Maths and Darts
‘David you require 79.’
He steps up to the oche, thinks for a moment and tells me that treble 13 and double 20 will do it.
He hits the virtual dartboard on the interactive whiteboard and a nice round of applause tells him he’s hit the target.
Darts is all about knowing your numbers and children that play regularly certainly do. They begin to learn combinations of numbers that come naturally to them. 95? That’s treble 19, double 19. 80? That’s treble 16, double 16. You get the point.
The dartboard is a circle of dreams to a maths teacher. The numbers themselves offer oodles of possibilities.
Invite a player to the dartboard and ask them to throw three square numbers. Or how about throwing three numbers that each have four factors?
Then there’s all the ‘01’ games to milk subtraction skills. You could play with four darts instead of three and invent your own collection of numbers instead of the traditional version. Think about setting up a darts club for children to practise their skills further.
Used creatively, dartboards are outstanding resources for improving mental maths prowess and helping children feel more at home with numbers.
The original game began with a dart known to the Romans as a ‘pilum’, 10ft long and made of iron. The target was a running man! The modern game of darts actually came from medieval archery with soldiers throwing shortened arrows at the butt of an ale keg. The butt was marked with three concentric circles in order to determine the number of points awarded on a throw. When the board dried out, the cracks provided further segmentation and a more elaborate point system evolved.
Using a dartboard in a maths lesson
Dartboards are essentially structured collections of numbers and using them in a maths lesson makes perfect number sense. They are very straightforward to use, easily designed, versatile and can be used with children of any age.

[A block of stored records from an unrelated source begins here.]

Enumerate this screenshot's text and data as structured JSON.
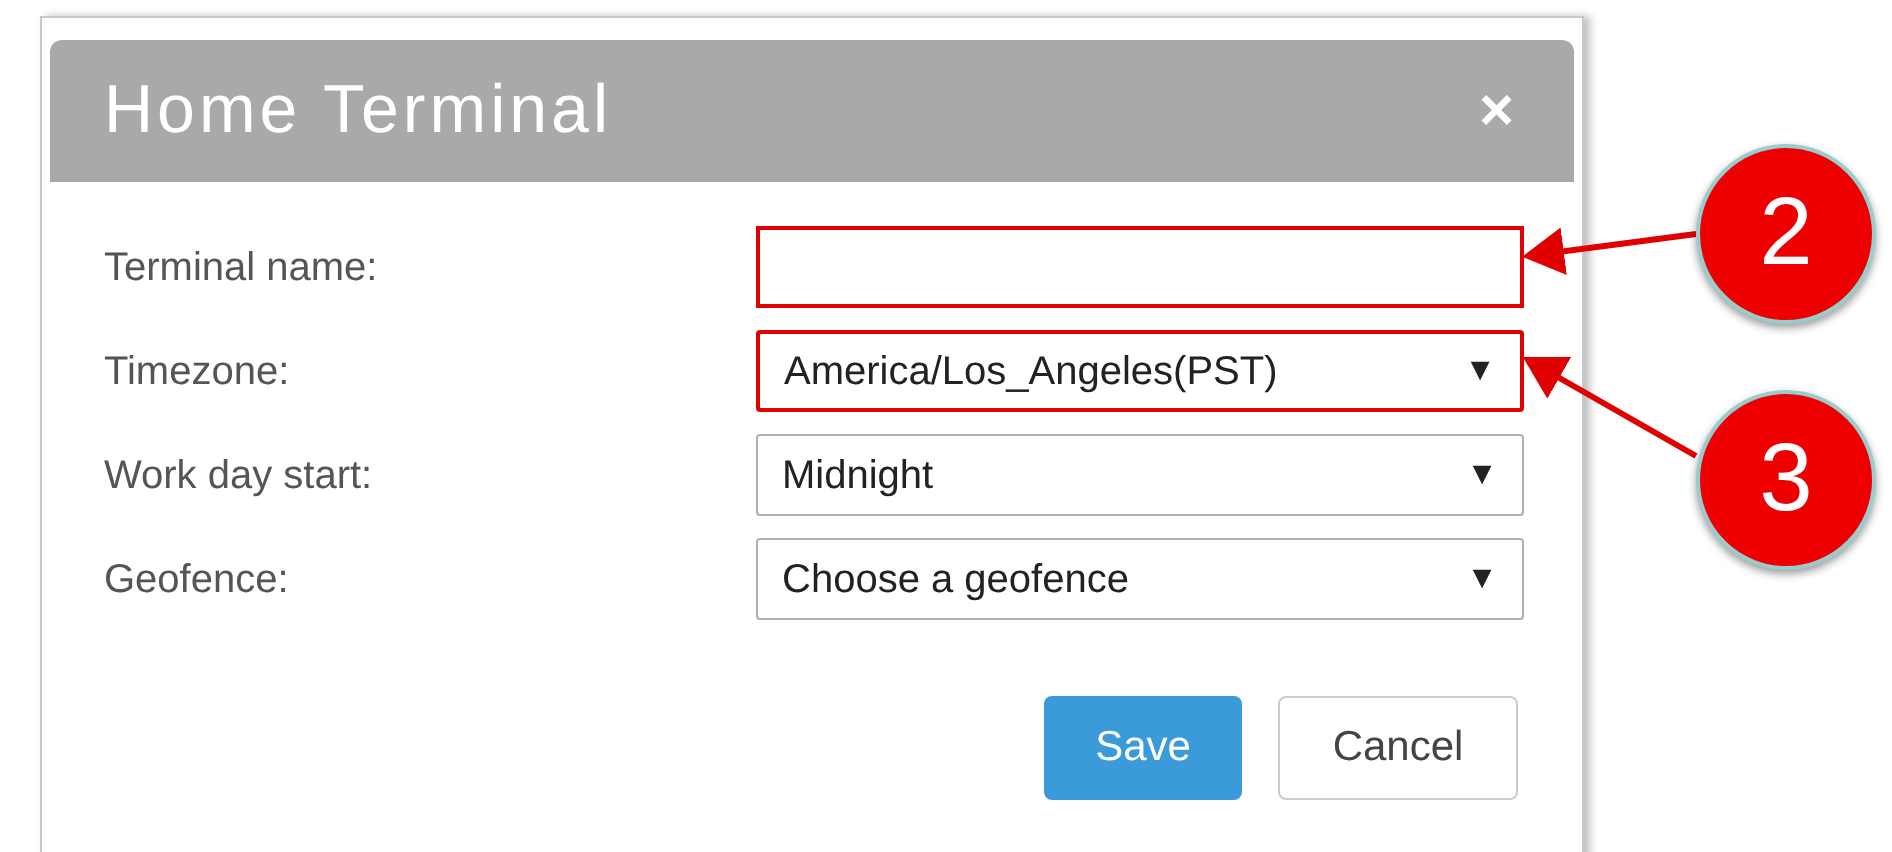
{
  "dialog": {
    "title": "Home Terminal",
    "close": "×"
  },
  "fields": [
    {
      "kind": "input",
      "label": "Terminal name:",
      "highlighted": true
    },
    {
      "kind": "select",
      "label": "Timezone:",
      "value": "America/Los_Angeles(PST)",
      "caret": "▼",
      "highlighted": true
    },
    {
      "kind": "select",
      "label": "Work day start:",
      "value": "Midnight",
      "caret": "▼",
      "highlighted": false
    },
    {
      "kind": "select",
      "label": "Geofence:",
      "value": "Choose a geofence",
      "caret": "▼",
      "highlighted": false
    }
  ],
  "buttons": [
    {
      "label": "Save",
      "kind": "primary"
    },
    {
      "label": "Cancel",
      "kind": "default"
    }
  ],
  "callouts": [
    {
      "number": "2"
    },
    {
      "number": "3"
    }
  ]
}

Target boards can enclose any numbers and are an outstanding resource for practicing mental arithmetic skills such as addition, subtraction, doubling and tripling as well as being highly effective for developing knowledge and understanding of number properties and concepts.
The mathematics is there for the taking: factors, multiples, primes, composites, squares, measurement and weight. Seizing the day across the curriculum should never be forgotten and investigating the science of flight extends and challenges children further.
Different types of dartboard
The real beauty of a darts as a target game is that you can design your own board and number arrangements to suit the objectives you are working on.
Teaching factors? Why not make a prime dartboard with a composite number for the bullseye?
The modern dartboard with numbers from 1-20 is known as The London and this is used in most national and international tournaments. It has an inner treble ring and an outer double ring with an outer and inner bullseye.
Other boards include The Lincoln which has only one bullseye and no trebles, The Manchester with has two bullseyes and no trebles and The East End, a board with segments for scoring in multiples of five. The combinations are endless.
Games to play
Standard Play 501
The object of Standard Play is to be the first team or player to reach zero from a starting score of 501.
Players take turns to throw three darts and subtract their total from 501 until zero is reached. To win, a player not only has to reach zero exactly, but also must obtain it through a “double.”
For example, if a player has 18 points left, he needs to hit a double 9 in order to win. The closer each player gets to zero, the more exciting and difficult Standard Play becomes. This game can also be started from point values of 301, 601, 801, 1001.
Hound and the Hare
Players toss a coin to begin the game. The player that wins the toss is the “hare,” and his opponent is the hound in pursuit. The hare must travel clockwise around the board starting at 20. The hare wins by returning to 20 before the hound catches up. The hound usually starts from either 12 or 5, depending on the preference of the players. The hound wins by overtaking the hare.
Round the Clock
The object of this game is to be the first player to hit every number on the board from 1-20. The numbers must be hit in order, and players alternate after three throws. If a player cannot pass a certain number, he must hit it in order to advance to the next number on the board
For obvious reasons, darts is not a game without risk but using magnetic or Velcro darts makes the game safe and fun for all. Of course, there are plenty of digital versions to choose from too.
Used creatively, dartboards are a dynamic and inexpensive resource that can sharpen the mind, develop mental maths prowess, cultivate strategic thinking and problem solving, improve hand-eye co-ordination and promote positive social interaction through team building skills.